I think not...and even if it had no potential of competing with the world's larger paper processors.

Rafiki said...

Sorry to go off topic Shiko, but your blog is worth US$9,032.64.

Eunuch said...

PP has been a SERIAL KILLER albeit silently. All the health complication including INFERTILITY and skin cancer are all attributed to it. The Indians have been reaping over corpses and now they have been left to die painfully. But again poverty comes at the greatest price=DEATH. Ask me about PP I should know better as a EUNUCH and otherwise.

BP 1 said...

Though Pollution burdens and employment benefits of industrial activity is an old debate between the Industrialist and environmentalist, for Webuye residents it is really a tough choice.
Without the factory their town will automatically die economically and with the factory running they will die slowly (silently as Eunuch said) from the effect of pollution.

From an environmental point of view it's a very easy thing to say let the factory die ( close) , but without doubt it will create a lot of problems, economically and socially, that might be more dangerous than the pollution itself.

May be Webuye resident might borrow a leaf from Copsa Mica , a tiny town in central Romania ,the most polluted place in Europe, A town that prefers pollution to Unemployment…. see link

Shiko-Msa said...

Lumi karibu. Approaching Webuye from Eldoret is the worst. People who live there - their senses are numb to the smell. Even a visitor staying there long enough soon does not notice it after some time.

Mama I think I saw that feature on Kitengela too. They should industrialize but take care of their own waste esp dangerous chemical waste.

Empower Kenya I doubt Pan paper has ever been profitable. Like every other white elephant, it had its owners.

Rafiki say what? The E-noise at Wanjiku is worth Kshs.700,000+? Where are the buyers! Wait how do I make it worth more? Kuyu.

Eunuch then maybe it's karma for PP?

BP I feel for the people of Copsa Mica and those of Webuye and other such towns. It's a tough choice. These factories do not have to die. If they really really wanted to they can minimize emissions. It'll probably cost them some but that's a burden they should be willing to bear.

Screamer said...

Now what are your takes if I may ask? Yes the polution is bad, but then the closure of PP(as you refer to it) is a step back, a big one I think.

Bp and Shiko-Msa I feel you, and for the those who lost their jobs. I just still feel there can be a compromise somewhere.

And shiko, I see the Kuyu in you. Fuata nyuki ule asali, make sure you get there before I do. Rafiki, you heard!

Ingwe Fan said...

Webuye needs Dinah Watima. After all she is the Mayor.
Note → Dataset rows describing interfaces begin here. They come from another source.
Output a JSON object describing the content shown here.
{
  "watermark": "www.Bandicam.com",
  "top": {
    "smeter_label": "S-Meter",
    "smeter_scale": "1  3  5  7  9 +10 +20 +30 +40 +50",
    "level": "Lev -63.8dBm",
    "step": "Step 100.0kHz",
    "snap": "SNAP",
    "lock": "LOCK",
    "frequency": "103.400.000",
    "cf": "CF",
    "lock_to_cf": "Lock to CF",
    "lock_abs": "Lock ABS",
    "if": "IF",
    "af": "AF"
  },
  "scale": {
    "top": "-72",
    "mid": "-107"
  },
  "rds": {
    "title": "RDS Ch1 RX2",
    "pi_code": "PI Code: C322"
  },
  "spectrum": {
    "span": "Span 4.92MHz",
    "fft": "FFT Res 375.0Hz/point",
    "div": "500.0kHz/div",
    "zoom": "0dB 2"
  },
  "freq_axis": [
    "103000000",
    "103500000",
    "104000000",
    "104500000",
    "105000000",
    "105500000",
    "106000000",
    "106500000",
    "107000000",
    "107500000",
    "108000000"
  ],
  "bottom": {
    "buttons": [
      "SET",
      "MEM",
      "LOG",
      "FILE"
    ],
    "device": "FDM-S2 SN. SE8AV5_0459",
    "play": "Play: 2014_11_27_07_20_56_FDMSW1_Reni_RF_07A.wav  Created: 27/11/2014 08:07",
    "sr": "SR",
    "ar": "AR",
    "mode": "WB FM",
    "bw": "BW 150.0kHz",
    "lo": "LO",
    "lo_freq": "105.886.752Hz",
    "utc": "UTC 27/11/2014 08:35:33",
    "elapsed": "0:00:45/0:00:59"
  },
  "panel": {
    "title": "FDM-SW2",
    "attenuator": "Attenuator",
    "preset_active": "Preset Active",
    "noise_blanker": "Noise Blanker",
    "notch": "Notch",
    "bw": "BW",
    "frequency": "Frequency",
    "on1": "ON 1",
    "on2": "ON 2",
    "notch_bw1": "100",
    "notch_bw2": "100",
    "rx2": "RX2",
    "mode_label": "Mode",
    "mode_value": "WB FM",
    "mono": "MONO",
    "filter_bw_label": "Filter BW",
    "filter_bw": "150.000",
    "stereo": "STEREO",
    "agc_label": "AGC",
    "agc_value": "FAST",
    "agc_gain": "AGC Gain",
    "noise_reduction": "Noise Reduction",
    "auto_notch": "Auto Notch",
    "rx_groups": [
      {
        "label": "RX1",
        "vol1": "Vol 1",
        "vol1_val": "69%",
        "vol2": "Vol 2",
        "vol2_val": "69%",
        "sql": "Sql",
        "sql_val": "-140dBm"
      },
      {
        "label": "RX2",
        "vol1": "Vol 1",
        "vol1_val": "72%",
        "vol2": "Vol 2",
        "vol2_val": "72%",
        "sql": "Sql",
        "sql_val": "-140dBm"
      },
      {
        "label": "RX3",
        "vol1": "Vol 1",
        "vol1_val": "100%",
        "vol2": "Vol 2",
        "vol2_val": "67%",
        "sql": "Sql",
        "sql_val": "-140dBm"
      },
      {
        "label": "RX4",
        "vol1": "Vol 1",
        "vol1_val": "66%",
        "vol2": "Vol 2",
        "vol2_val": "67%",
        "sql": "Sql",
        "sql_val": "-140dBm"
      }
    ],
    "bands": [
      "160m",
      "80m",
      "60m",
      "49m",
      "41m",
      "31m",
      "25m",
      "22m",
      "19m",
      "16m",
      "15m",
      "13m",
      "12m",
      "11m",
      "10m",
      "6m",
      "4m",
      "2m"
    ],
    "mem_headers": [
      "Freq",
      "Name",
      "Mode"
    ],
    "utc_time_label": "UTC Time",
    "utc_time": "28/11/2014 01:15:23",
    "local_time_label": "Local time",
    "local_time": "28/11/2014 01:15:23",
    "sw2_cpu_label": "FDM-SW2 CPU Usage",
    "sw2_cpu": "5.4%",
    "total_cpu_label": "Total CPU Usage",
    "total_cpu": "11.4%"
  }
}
joyunspeakable said...

this situation environmentally is captured in Henrik Ibsen's play, a enemy of the people...a must read on how economics play a higher role than healthy issues....

that besides, PP went under with debts worth 10b....i pity the suppliers, service providers, staff etc...

the common economic wisdom entails that we engage in production that is profitable....outsource those we cant...lets go back to barter trade cant produce everything and everyone.....


Shiko-Msa said...

Ingwe Dina who? Maybe she's also eating to shut up. I don't trust any of these people any more. Webuye needs several pro bono lawyers. Do they exist in Kenya?

Joy barter trade would reduce also corruption considering at one time one would have to be paid in live goats. Like a traffic policeman taking home how many goats for the day?

RIP indeed PP.

31337 said...

i have visited the town and the factory for several days in my studenthood and yes the pollution levels in the town and the factory itself are unacceptable. the smells too...out of this world, everything i own stank by the time i got back home.

kerich emmanuel said...

i truly feel for the residents of Webuye. cant the government do something about the issue? May God help our crying nation.